Drying Large Rounds - Preventing Splitting
Is it possible to dry these without problems? October 20, 2003
I have rounds that I need to dry without splitting, but I don't want to invent the wheel if I don't have to. The rounds will come from green ponderosa pine and will be 4-5 inches thick and up to 48 inches in diameter. Does anyone have hands-on experience with preserving rounds in PEG (Pentacryl)? Are there better ways?
(Sawing and Drying Forum)
I was told a long time ago that you couldn't treat wood discs that thick with PEG and get the process to work, and that you would have to soak the wood in the PEG solution for up to a year or more to assure enough penetration in the fresh wood cell walls (and even then not know if it was a long enough soak until the piece was dried without checking).
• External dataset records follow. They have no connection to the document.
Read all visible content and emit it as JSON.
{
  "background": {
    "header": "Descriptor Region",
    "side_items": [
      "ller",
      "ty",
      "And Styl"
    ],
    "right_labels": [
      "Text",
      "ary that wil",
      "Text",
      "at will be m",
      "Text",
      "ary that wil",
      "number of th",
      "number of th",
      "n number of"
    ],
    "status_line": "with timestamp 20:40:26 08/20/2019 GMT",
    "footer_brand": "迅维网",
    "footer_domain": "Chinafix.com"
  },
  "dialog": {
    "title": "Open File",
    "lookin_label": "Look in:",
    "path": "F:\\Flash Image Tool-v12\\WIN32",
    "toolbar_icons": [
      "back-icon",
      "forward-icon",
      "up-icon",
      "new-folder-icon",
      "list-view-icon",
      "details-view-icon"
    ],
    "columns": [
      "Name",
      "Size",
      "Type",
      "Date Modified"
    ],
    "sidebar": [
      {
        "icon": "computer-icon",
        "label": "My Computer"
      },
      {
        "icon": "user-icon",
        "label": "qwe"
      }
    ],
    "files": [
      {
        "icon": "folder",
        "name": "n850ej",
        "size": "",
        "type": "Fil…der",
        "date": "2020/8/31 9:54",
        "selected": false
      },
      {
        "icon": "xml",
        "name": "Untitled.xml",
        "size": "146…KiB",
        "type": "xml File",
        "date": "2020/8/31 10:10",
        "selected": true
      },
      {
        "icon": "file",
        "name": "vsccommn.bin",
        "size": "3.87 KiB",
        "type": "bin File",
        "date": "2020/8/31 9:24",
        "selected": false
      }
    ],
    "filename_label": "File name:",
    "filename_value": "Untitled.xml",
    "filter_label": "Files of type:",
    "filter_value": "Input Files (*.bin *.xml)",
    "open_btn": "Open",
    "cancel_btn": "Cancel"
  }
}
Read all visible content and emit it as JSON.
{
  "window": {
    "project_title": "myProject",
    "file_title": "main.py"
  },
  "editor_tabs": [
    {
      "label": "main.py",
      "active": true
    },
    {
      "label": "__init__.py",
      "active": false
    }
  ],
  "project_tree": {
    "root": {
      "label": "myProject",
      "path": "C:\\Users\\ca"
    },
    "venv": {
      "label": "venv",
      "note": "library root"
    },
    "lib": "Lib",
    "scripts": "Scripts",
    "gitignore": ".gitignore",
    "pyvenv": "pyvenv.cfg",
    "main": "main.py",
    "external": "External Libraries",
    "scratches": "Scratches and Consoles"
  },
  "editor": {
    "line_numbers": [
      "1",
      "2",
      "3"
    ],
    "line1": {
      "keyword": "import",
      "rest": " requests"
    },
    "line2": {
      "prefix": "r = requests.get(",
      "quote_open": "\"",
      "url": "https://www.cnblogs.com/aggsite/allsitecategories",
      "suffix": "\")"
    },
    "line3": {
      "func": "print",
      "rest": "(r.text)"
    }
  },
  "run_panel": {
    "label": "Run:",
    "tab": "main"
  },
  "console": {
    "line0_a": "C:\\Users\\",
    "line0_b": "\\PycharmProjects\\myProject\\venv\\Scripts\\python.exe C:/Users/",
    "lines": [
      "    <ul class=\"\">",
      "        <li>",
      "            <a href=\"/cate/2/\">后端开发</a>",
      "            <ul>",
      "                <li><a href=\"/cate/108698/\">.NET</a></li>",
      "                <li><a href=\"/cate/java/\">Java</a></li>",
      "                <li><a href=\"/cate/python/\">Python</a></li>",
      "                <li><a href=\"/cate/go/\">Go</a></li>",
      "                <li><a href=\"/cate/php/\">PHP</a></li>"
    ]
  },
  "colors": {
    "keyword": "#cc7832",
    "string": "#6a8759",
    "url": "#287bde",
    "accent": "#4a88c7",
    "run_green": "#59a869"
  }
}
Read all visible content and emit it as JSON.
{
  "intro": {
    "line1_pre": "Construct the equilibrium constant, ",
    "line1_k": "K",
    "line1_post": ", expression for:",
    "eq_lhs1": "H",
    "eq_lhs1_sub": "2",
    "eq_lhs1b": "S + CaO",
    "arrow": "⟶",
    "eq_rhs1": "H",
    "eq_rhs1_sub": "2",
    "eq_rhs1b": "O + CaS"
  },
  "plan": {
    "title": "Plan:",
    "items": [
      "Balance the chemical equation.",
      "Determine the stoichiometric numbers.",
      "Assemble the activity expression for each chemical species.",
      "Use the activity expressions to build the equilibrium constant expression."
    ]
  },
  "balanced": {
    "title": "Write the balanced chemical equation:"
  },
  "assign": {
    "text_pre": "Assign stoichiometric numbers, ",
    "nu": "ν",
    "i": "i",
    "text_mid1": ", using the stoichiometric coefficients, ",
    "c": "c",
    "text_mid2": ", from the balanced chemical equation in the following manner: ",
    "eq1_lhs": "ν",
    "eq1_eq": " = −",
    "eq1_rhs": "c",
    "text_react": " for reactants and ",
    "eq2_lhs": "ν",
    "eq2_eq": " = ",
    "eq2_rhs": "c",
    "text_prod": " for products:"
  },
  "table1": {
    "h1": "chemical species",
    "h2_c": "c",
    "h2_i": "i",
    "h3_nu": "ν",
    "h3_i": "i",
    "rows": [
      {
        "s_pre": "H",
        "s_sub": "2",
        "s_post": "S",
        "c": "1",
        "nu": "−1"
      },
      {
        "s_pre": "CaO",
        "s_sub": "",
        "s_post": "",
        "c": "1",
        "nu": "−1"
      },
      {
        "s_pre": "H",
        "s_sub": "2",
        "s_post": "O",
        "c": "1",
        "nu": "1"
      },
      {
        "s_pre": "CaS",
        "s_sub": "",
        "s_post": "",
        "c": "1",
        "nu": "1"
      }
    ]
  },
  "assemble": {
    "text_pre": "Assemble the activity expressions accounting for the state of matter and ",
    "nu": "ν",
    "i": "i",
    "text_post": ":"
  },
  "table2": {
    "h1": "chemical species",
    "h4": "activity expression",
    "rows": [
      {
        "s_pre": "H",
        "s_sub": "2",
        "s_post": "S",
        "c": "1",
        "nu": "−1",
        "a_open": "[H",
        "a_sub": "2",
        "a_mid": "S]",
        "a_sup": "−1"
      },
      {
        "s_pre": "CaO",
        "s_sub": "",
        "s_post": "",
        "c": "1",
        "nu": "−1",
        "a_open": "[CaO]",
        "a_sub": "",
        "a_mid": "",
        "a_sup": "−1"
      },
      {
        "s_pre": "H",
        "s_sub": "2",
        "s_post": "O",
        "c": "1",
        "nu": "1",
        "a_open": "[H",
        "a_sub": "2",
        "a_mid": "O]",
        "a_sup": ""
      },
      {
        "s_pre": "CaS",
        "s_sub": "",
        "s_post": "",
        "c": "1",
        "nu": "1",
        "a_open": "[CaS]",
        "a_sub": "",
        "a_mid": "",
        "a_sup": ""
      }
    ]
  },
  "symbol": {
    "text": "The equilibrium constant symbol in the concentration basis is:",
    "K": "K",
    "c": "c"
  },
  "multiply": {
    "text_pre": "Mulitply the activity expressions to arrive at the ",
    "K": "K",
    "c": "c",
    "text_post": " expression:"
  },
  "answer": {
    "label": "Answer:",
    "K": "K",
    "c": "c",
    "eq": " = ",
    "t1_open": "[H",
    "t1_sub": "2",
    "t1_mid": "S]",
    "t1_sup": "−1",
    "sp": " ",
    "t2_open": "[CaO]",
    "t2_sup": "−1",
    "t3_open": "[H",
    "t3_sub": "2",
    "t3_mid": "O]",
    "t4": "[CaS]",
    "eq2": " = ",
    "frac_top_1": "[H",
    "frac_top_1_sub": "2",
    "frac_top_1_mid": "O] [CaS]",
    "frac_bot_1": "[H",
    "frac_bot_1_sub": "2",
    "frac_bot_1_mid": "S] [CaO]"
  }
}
I am trying roughly the same thing, in cypress. The bowl turners use a dish soap and water solution when they turn bowls. Claim the bowls may dry out of shape, but rarely crack??
A dish soap solution does the trick. I have seen it myself. Have no idea how it would work for a huge round, but it's sure cheaper than PEG.
To dry rounds without splitting, you will have "to invent the wheel." There are ways to minimize the cracking, such as using PEG or other treatments. There are ways to hide the cracks, such as cutting into quarters and then gluing together after drying. However, there are no ways to stop shrinkage and the resultant cracks. Note that a turned bowl can shrink without cracking only because it is no longer a flat disc and even then it has to distort to dry.
All the treatments such as dish soap and water or PEG just prolong the drying process. It does not stop the process nor does it stop the cracking or distorting.
I have tried the soap on pieces 1 1/2 thick, rough turned bowls, and it did not work for me. Thin bowls do work.
We have had success with preventing log slices from cracking by drilling a hole in the pith of the heart. It allows the wood to shrink with some relief in the center. I know this will not work for turning blanks but if you are just trying to save the round it should.
Is this hole about right?
Dry several disks and put a kerf (bark to pith) in each one in a different location. Then when dry, use one of the disks for a source of pie-shaped pieces; from the main disks, cut out any splits (use a piece shape) and put a new piece from the special disk into the hole.
Gene Wengert, forum technical advisor
To preserve (hardwood) discs I am doing the following: first cut them at about a 70 degree angle to the heart so the annual rings are not completely concentric. Then I seal them almost completely leaving the centermost rings unsealed. Slow dry, removing a little of the sealer from the center out occasionally. Sometimes you will get more small checks, but fewer monster checks. Also, wood should be seasoned on the log at least one year.
Did you know that disks can also be buried in fresh manure for a few months and will dry out without much cracking?
Gene Wengert, forum technical advisor
The comments below were added after this Forum discussion was archived as a Knowledge Base article (add your comment).
Comment from contributor R:
I attended a Woodworkers Show that featured Steve Russel, woodturner. He has been doing extensive testing to reduce spitting of green turnings. He boils his initially turned bowl stock for one hour per inch of thickness. Note: this means the water has to get to a rolling boil again with the wood in the water before the clock starts. He, along with multiple other woodturners, has reduced stock splitting by as much as 50%. The boiling water heats the lignum to allow it to realign to the existing shape of the reduced stock, thereby reducing internal stresses along with assisting the drying process.